Try it →
What number of lines in the data below contain the string "master"? Answer with that number alone.

[Recorded data]

* * * * * * *

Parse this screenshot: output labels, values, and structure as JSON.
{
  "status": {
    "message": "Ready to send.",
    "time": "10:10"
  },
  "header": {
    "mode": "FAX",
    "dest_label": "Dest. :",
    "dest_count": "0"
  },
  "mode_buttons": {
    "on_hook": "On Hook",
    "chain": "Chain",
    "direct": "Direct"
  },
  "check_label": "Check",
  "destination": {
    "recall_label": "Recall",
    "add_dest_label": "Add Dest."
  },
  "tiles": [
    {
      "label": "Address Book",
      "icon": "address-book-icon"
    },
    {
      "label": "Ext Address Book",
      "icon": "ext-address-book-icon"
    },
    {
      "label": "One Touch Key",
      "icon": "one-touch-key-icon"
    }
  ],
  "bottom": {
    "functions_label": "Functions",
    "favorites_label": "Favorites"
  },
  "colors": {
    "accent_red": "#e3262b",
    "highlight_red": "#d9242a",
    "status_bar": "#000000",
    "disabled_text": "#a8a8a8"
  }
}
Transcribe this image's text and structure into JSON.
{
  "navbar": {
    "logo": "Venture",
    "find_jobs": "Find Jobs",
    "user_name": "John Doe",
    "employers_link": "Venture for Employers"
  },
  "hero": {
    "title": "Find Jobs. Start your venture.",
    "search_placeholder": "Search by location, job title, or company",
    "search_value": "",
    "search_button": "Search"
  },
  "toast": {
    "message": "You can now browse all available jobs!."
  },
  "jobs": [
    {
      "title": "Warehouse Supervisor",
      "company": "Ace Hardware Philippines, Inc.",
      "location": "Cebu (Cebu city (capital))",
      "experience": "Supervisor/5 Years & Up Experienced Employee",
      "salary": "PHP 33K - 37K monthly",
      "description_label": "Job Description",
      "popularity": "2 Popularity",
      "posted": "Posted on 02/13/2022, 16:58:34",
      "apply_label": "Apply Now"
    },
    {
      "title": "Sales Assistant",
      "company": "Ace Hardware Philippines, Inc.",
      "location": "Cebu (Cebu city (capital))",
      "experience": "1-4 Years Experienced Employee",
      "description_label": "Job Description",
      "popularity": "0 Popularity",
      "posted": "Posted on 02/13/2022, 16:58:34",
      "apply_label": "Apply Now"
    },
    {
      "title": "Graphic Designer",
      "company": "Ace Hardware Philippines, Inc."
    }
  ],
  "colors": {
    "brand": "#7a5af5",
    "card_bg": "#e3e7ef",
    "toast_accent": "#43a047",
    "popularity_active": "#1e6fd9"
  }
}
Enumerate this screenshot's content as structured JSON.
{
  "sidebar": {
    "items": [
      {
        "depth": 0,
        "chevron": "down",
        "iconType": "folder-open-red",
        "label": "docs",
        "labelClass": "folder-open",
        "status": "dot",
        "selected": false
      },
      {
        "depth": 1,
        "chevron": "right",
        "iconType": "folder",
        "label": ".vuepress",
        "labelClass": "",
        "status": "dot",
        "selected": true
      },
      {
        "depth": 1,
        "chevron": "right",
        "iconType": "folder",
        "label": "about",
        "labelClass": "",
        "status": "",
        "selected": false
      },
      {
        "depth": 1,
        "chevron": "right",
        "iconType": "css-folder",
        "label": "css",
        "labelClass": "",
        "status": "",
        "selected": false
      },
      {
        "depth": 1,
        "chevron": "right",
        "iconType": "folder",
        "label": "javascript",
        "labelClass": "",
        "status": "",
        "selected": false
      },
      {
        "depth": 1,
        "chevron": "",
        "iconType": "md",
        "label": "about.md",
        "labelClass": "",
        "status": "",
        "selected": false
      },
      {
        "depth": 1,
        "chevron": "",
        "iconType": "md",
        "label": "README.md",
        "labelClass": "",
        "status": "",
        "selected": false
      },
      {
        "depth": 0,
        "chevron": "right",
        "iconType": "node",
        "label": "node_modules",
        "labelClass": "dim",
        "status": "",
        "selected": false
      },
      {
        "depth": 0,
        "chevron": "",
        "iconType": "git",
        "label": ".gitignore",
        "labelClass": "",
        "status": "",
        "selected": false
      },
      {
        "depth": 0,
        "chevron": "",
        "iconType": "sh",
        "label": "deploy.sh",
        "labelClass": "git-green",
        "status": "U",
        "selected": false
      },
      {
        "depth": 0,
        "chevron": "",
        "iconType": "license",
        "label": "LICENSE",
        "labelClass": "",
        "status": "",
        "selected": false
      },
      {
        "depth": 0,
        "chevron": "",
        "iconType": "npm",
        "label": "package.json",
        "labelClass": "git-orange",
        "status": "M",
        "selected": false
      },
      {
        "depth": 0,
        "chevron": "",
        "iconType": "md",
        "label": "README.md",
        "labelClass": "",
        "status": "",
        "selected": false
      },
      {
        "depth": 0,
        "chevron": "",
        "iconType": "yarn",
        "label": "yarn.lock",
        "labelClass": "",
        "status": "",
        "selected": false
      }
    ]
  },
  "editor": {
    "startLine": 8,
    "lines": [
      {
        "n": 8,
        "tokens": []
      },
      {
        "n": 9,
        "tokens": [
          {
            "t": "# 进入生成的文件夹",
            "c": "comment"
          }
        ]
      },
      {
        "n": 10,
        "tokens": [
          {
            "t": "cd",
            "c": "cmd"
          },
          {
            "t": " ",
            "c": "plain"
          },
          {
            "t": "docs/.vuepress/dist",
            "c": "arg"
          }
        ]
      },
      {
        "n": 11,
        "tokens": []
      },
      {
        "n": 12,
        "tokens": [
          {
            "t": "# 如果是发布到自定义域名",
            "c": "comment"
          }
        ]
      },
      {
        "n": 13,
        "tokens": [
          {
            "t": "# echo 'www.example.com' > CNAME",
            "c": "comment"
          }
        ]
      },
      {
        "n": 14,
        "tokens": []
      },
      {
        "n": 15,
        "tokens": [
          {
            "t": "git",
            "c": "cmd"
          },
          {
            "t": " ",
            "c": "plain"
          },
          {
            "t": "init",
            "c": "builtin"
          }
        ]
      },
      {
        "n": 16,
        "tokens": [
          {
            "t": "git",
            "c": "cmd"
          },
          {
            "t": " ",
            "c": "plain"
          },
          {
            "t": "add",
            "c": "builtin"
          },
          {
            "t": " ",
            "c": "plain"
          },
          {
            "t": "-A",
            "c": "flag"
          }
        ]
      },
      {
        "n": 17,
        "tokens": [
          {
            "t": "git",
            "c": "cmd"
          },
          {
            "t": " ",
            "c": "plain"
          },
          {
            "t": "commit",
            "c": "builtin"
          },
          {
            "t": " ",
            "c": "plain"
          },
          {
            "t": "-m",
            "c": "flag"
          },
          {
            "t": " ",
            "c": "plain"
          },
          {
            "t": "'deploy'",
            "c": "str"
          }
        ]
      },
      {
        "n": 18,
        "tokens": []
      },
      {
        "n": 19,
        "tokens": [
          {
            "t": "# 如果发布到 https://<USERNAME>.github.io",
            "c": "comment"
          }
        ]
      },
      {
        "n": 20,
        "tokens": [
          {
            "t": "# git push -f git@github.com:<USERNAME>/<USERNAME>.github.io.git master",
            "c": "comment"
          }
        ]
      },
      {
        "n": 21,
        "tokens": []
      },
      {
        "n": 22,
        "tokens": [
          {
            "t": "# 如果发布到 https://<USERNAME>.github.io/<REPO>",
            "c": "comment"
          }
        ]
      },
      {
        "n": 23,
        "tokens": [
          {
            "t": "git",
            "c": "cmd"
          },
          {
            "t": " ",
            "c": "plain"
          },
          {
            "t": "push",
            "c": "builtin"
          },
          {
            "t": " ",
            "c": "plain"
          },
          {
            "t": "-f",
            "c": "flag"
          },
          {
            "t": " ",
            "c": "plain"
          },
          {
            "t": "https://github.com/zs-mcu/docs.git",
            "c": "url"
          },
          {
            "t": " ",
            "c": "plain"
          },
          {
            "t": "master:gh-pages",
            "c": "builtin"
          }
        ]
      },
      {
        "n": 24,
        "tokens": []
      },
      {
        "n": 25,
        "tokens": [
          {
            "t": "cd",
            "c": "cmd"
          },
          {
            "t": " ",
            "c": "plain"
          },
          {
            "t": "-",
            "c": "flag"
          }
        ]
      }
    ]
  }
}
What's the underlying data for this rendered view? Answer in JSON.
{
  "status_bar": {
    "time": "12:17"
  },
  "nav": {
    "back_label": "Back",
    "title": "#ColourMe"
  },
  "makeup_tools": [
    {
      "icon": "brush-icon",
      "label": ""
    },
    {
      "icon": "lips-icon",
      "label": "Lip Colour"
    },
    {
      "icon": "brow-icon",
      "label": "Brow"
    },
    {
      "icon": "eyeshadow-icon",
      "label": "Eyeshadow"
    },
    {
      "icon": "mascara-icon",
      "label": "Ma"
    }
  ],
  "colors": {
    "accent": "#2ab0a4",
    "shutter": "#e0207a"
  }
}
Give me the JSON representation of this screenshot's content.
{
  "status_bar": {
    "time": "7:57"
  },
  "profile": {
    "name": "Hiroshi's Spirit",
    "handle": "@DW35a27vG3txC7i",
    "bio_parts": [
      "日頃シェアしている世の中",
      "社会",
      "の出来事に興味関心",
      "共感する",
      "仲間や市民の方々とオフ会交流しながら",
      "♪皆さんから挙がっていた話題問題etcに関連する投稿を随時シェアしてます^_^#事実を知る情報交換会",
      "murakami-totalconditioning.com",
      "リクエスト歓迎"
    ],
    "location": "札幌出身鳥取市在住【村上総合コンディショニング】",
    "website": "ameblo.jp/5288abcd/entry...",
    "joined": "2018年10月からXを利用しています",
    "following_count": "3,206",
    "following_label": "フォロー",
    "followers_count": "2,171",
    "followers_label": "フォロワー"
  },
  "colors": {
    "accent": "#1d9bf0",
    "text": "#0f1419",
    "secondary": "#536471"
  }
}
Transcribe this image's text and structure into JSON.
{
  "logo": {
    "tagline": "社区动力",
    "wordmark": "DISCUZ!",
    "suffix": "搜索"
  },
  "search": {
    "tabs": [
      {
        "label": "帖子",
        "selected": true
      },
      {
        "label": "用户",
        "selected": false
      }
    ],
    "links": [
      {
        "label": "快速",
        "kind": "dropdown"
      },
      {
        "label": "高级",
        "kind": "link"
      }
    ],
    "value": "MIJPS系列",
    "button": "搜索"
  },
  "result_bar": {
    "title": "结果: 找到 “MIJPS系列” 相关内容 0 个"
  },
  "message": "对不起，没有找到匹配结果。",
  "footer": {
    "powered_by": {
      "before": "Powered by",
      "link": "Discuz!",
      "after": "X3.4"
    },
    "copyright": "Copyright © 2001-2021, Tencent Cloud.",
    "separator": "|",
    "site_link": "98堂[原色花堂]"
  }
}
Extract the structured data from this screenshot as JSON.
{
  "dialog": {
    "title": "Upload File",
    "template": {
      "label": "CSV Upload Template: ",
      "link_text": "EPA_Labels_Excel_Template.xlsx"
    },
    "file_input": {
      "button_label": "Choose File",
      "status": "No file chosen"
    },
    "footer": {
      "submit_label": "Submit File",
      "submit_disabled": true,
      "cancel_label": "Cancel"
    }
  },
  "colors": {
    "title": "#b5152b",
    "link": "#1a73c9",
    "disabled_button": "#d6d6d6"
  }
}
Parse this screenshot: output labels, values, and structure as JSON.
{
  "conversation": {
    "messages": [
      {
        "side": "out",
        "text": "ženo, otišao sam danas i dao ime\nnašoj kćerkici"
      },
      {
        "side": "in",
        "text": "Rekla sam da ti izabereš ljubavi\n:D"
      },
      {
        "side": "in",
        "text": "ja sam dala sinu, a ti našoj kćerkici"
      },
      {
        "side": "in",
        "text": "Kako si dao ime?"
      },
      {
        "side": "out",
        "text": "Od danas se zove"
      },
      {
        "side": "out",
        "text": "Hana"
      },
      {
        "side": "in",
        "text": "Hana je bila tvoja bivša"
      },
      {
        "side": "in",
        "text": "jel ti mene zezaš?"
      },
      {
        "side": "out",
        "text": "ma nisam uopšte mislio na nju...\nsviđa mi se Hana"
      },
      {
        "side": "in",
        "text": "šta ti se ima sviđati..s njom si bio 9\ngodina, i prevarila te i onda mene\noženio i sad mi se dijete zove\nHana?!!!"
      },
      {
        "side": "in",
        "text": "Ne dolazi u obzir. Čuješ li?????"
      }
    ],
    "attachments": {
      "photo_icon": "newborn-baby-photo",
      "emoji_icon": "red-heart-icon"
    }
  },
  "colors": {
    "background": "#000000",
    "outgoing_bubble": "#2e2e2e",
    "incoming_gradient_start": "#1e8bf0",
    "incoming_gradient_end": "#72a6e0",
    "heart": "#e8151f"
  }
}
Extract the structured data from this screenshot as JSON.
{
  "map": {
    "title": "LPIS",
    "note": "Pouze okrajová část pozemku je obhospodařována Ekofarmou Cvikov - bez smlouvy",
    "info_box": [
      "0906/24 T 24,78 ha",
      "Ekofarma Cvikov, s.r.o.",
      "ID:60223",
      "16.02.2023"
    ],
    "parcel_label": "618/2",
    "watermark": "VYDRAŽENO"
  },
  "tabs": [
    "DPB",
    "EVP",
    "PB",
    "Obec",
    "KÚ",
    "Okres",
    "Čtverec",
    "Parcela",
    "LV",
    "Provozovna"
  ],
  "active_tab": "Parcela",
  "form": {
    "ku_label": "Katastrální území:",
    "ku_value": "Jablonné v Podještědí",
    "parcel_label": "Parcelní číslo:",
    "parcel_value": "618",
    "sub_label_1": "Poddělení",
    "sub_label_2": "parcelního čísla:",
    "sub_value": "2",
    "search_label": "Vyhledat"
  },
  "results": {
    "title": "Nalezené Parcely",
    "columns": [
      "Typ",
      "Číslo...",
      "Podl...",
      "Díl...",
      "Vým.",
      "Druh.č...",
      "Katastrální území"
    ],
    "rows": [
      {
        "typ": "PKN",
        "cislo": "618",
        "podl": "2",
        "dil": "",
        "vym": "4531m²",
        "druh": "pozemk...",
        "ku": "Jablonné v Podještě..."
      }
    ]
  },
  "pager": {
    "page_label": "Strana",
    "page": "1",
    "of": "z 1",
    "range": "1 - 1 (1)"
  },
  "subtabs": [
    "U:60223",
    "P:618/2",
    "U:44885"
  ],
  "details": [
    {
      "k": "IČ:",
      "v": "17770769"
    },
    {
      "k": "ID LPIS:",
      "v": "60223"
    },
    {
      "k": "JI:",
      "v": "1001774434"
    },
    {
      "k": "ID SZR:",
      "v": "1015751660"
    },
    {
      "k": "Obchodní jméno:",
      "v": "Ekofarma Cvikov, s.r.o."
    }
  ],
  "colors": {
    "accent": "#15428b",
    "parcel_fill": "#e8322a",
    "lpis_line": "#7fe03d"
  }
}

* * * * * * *

Finished exercise →
2